1) the neural mechanisms controlling episodic secretion of gonadotropin-releasing hormone (GnRH) from the hypothalamus during the normal ovarian cycle and 2) the structural and functional changes in the hypothalamus responsible for the reversible suppression of GnRH secretion that occurs prior to puberty and annually in seasonal breeders. Our work in the first area is focused on the role of endogenous opioid peptides (EOP). We are currently testing the hypothesis that one EOP, dynorphin, mediates the inhibition of GnRH by progesterone and determining the neural substrates responsible for this inhibition. In the second area, we have identified a key neural circuit that inhibits GnRH secretion and is active in anestrous, but not in breeding season, ewes. We are now examining possible anatomical or functional alterations that underlie the seasonal changes in activity of this system and are exploring the mechanisms by which two hormones, melatonin and thyroid hormones, influence these alterations. We employ a variety of whole animal procedures (including neurosurgical procedures, collection of CSF and hypophyseal portal blood), histological techniques (e.g. confocal analysis of dual and triple label immunocytochemically identified proteins) and molecular approaches (e.g. in situ hybridization, administration of antisense oligonucleotides).
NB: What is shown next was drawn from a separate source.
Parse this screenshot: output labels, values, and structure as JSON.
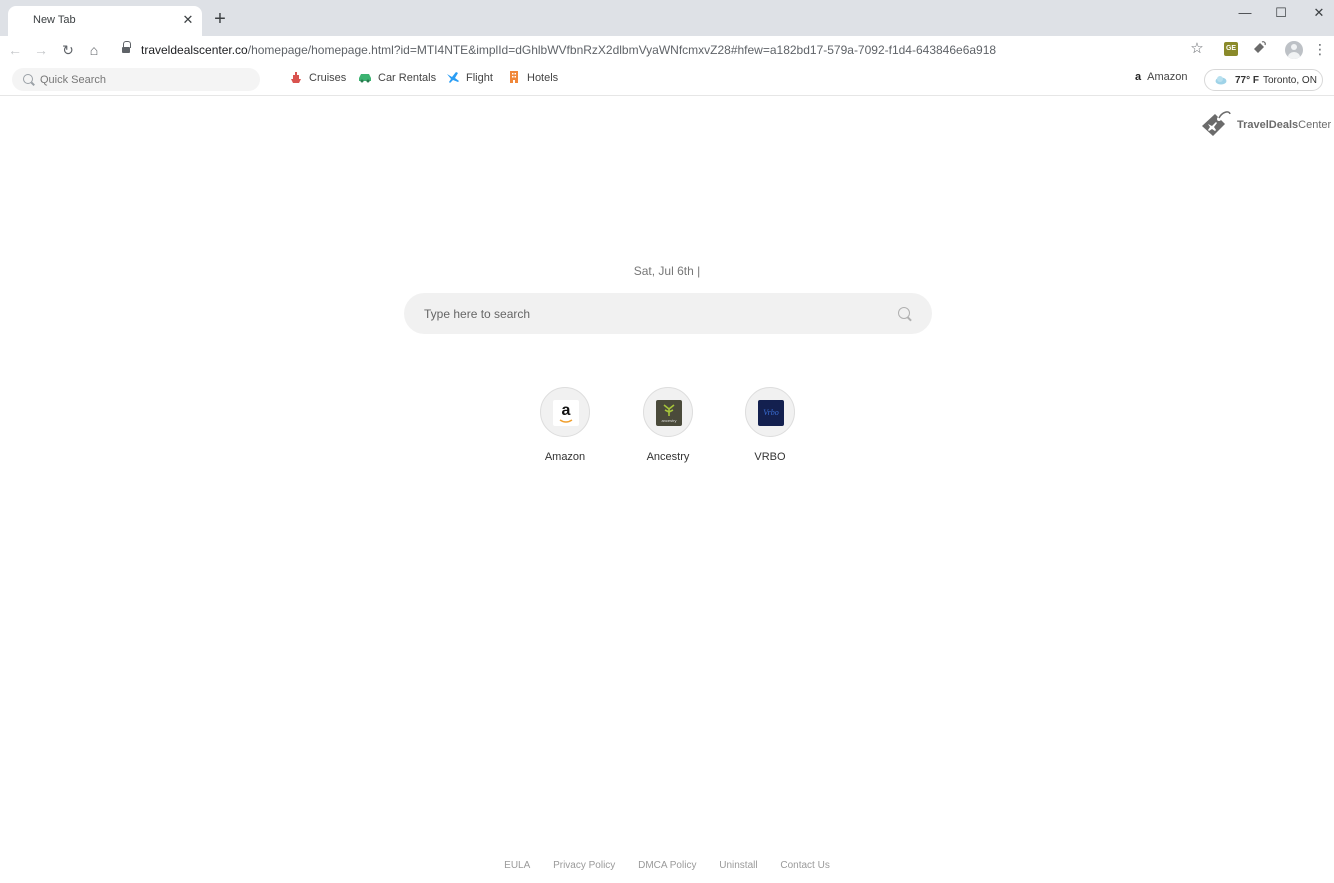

What structural and functional changes occur in the hypothalamus that GnRH secretion, and hence ovarian function, annually in seasonal breeders?
We have identified a key neural circuit that inhibits GnRH secretion and is active in non-breeding season (anestrus), but not in breeding season, ewes. The central players in this circuit is a group of dopaminergic (DA) neurons that are stimulated by the ovarian hormone, estradiol, in anestrus, but not the breeding season and inhibit GnRH release. Although these neurons respond to estradiol they do not contain estrogen receptors, so estrogen-responsive afferents must be involved. We have identified the anatomical location of these afferents to the DA neurons and are currently determining their phenotype. We are also examining possible anatomical or functional alterations that underlie the seasonal changes in activity of this system and are exploring the mechanisms by which two hormones, melatonin and thyroid hormones, influence these alterations.
Plasticity in the Hypothalamus
What are the neural mechanisms controlling episodic secretion of gonadotropin-releasing hormone (GnRH) from the hypothalamus during the normal ovarian cycle?
Our recent work in this area has been focused on the role of endogenous opioid peptides (EOP) in mediating the negative feedback action of progesterone. A number of lines of evidence have implicated one EOP, dynorphin, mediating this action of progesterone and we have identified three sub-populations of dynorphin neurons as likely candidates because they contain progesterone receptors. We are currently determining which of these sub-populations are involved. This work has also expanded to examination of the role of two additional peptides: neurokinin B (NKB) and orphanin FQ (OFQ). NKB is of interest because it is also found in one sub-population of dynorphin neurons and OFQ because it is found in almost all GnRH neurons. We have begun to characterize the effects of these peptides on LH secretion and to determine where their receptors are located.